Month: September 2014

King Skink Egernia kingii

King Skink

We have a family of King Skinks (Egernia kingii) living under the laterite blocks just in front of our tree hut. With the weather warming up significantly the entire family can be seen basking in the sun almost every day now. It is easy to observe them as long as you don’t make sudden movements or cast your shadow over them – those lizards are extremely shy and the slightest movement will make them hide in their burrow. Despite their skittish nature they’ll quickly take a peek to see if the danger has gone after being disturbed, and once your spotted they closely keep an eye on you. Smart thing to do when you’re considered a tiger snake’s favourite prey… Who’s watching? Tell me who’s watching. Who’s watching me? Rockwell – Somebody’s Watching Me  

Pinnacles Desert Nambung National Park Western Australia

Werinitj Devil Place – Pinnacles Desert

The Pinnacles Desert is situated in Nambung National Park, 250 kilometres north of Perth. This surreal landscape consists of numerous limestone pillars that rise out of the yellow sanded Quindalup dunes. The pillars have been formed by the leaching of calcium carbonate, dissolved from sea shell fossils by winter rains. As the calcium accumulated over thousands of years it formed a hard limestone rock. Westerly winds eroded the remaining surface of loose quartz sands, gradually exposing a forest of tree-like limestone statues. The discovery of Aboriginal artefacts suggests that the Pinnacles Desert was exposed around 6,000 years ago but has been covered by shifting sand again to remain hidden until only a few hundred years ago. Although there is no evidence of any recent human occupation there are several dreamtime stories surrounding the Pinnacles. The Yuet people call the pinnacles Werinitj Devil Place, a haunted place where young men were told not to go. The ones that disobeyed the elders vanished into the dunes with the pinnacles resembling their grasping fingertips, a handy lookout and …

Motorbike frog Litoria moorei tree frog

Motorbike frog – Born To Be Wild

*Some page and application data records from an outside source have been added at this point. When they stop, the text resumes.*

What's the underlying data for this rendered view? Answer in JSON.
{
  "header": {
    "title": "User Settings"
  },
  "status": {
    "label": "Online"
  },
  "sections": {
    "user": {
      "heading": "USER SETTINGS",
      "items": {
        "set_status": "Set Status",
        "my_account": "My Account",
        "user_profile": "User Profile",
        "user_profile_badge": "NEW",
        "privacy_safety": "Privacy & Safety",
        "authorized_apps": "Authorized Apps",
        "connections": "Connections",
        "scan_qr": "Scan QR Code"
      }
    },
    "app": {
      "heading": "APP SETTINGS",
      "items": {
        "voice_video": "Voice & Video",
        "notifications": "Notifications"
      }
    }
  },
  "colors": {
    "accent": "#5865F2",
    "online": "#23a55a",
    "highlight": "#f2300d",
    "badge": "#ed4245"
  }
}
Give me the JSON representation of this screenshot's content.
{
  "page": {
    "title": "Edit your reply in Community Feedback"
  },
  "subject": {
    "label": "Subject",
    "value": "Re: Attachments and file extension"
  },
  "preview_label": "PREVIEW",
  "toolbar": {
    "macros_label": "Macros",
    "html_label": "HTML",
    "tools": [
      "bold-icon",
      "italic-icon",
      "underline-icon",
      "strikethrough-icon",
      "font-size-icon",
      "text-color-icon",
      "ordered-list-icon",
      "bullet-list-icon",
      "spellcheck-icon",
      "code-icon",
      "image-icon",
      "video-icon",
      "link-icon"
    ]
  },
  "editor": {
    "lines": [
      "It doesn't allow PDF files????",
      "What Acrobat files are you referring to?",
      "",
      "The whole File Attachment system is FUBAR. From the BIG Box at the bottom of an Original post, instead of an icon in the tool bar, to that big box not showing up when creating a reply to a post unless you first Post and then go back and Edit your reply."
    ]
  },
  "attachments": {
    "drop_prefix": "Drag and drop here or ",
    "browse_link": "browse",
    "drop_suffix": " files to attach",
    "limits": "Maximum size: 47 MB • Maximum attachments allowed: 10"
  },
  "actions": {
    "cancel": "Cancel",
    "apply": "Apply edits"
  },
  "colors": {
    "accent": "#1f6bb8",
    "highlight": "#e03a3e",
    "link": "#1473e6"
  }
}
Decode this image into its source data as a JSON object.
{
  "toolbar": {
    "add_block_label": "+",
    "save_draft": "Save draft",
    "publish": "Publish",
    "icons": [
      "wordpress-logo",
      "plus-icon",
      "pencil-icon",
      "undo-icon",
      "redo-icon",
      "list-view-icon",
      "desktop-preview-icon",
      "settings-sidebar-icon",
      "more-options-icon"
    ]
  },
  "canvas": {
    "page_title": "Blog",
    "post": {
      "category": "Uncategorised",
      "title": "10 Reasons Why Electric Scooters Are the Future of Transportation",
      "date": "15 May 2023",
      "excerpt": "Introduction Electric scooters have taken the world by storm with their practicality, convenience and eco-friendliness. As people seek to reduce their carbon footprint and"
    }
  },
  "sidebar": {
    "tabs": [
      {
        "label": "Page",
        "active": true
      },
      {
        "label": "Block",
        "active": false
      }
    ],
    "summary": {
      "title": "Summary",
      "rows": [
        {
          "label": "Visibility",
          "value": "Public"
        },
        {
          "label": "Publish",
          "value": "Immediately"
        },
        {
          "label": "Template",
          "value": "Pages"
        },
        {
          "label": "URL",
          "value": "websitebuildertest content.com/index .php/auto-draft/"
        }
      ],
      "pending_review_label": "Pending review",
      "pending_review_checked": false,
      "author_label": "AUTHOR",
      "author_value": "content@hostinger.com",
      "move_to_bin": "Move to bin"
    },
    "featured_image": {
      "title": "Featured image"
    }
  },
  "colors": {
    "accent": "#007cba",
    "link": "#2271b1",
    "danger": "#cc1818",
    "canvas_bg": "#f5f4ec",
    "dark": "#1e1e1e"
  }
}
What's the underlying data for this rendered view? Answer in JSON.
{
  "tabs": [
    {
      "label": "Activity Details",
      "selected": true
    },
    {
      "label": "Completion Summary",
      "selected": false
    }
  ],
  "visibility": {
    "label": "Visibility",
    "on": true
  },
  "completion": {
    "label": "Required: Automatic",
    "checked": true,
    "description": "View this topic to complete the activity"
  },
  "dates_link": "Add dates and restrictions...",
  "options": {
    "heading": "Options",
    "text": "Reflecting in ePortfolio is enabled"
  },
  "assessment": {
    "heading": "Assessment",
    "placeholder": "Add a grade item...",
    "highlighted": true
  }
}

While cleaning out part of the back garden I stumbled upon this little motorbike frog (Litoria moorei) sunbathing on a sheet of galvanised steel. These little ground dwelling ┬átree frogs are named after the male frog’s mating call, resembling a motorbike changing up gears. Especially after the last of the winter rains and into the early breeding season it sounds like a scene from Easy Rider. Click on the mp3 below, close your eyes and imagine cruising on you own Harley!